Harvard Computer Science Professor Harry Lewis To Address IIT Chicago-Kent Conference On “Internet Privacy, Social Networks & Data Aggregation” March 23

Harry R. Lewis, Gordon McKay Professor of Computer Science, Harvard University

Harry Lewis, Gordon McKay Professor of Computer Science in the School of Engineering and Applied Sciences at Harvard University, will speak at the opening plenary of IIT Chicago-Kent College of Law’s “Internet Privacy, Social Networks and Data Aggregation conference.” The one-day conference will be held March 23 from 9:30 a.m. to 4:30 p.m., in IIT Chicago-Kent’s Governor Richard B. Ogilvie Auditorium, 565 West Adams St. (between Clinton and Jefferson streets) in Chicago.

IIT Chicago-Kent’s “Internet Privacy, Social Networks and Data Aggregation” conference will include a wide range of experts in the technology, legal, computer science, information privacy fields who will focus on Internet privacy and the problems created by the intersection of social networks and the burgeoning data aggregation industry.

A member of the Harvard faculty since 1974, Professor Harry Lewis currently is Professor of Computer Science in the School of Engineering and Applied Sciences. Professor Lewis is the author of five books and numerous articles on various aspects of computer science, cyberspace policies, and the social impact of data aggregation. Among his articles are The Internet and Hieronymus Bosch: Fear, Protection, and Liberty in Cyberspace (2011), published in The Harvard Sampler, and Digital Books, published in the International Journal of the Humanities. Professor Lewis is a coauthor, with Hal Abelson and Ken Ledeen, of Blown to Bits: Your Life, Liberty, and Happiness After the Digital Explosion (2008), which explains the origins and public consequences of the explosion of digital information.

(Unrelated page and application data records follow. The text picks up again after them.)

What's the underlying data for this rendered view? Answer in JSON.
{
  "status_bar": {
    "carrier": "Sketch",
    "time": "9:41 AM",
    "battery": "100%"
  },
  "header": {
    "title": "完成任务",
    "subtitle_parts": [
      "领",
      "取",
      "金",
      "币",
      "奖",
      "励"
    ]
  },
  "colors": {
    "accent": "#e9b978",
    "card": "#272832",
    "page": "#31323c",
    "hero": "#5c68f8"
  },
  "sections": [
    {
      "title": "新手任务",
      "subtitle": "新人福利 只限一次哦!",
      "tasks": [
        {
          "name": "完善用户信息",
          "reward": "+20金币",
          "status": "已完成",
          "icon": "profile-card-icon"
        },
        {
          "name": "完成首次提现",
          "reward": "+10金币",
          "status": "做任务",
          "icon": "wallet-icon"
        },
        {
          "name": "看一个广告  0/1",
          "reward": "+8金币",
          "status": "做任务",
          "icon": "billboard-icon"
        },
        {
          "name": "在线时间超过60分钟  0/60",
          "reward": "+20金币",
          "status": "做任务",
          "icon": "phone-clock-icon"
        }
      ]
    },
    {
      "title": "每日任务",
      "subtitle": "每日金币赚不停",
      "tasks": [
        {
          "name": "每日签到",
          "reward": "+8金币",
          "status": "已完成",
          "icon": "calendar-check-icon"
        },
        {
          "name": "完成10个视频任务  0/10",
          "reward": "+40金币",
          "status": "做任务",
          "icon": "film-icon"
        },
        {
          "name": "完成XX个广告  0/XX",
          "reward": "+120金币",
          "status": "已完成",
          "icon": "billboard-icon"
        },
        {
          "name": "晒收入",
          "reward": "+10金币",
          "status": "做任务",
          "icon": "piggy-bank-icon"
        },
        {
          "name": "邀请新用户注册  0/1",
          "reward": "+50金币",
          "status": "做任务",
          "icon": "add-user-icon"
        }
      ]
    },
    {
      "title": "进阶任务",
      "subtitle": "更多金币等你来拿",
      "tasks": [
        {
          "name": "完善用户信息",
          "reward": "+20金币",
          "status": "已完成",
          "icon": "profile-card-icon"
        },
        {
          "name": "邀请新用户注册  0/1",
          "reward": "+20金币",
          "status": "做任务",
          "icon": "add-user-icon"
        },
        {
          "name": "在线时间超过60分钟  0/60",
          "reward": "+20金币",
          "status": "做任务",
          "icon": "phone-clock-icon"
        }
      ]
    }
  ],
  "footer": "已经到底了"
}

Professor Lewis has worked extensively on the algorithmic solvability of logical, computational, and combinatorial systems, attempting to clarify the relations between them and to identify their common characteristics. He is also actively involved in the use of computers in education, and his books have had a significant influence on the teaching of the foundations of computer science to undergraduates. During his more than thirty years of teaching, Professor Lewis has helped launch thousands of Harvard undergraduates into careers in computer science. Internet entrepreneurs Bill Gates and Mark Zuckerberg are among his former students. (Zuckerberg’s web site, “Six Degrees to Harry Lewis,” was a precursor to Facebook.)

Other conference speakers include privacy researcher and activist Christopher Soghoian, who has been called a “Ralph Nader for the Internet Age” because he’s exposed privacy flaws in Google, Facebook, and other companies; Carnegie Mellon University professor Jon Peha, who has served as chief technologist for the FCC and as assistant director of the White House Office of Science and Technology Policy; Justin Brookman, director for the Center for Democracy and Technology’s project on consumer privacy and former chief of the New York Attorney General’s Internet Bureau; Jay Edelson, founder and managing partner of Edelson McGuire, LLC. whose practice areas include technology law, corporate compliance issues and consumer advocacy; and IIT Chicago-Kent professors Lori B. Andrews, Henry H. Perritt, Jr., and Richard Warner.

Among the issues conference participants will discuss are the economic and personal consequences of the ways in which social networks blur the lines between socializing and advertising; the legal remedies that have been effective in protecting online privacy as well as possible alternatives that are being proposed; and the “technological fixes” that could protect privacy on the Web. Participants will create recommendations for consumers, companies, regulators and courts on how best to protect individual privacy interests while fostering the rich flow of information.

There is no fee to attend the conference, but reservations are required. Attorneys who attend are eligible for up to five hours of Illinois Minimum Continuing Legal Education credit. For more information, visit the Center for Information, Society and Policy website. To register, contact cle@kentlaw.edu.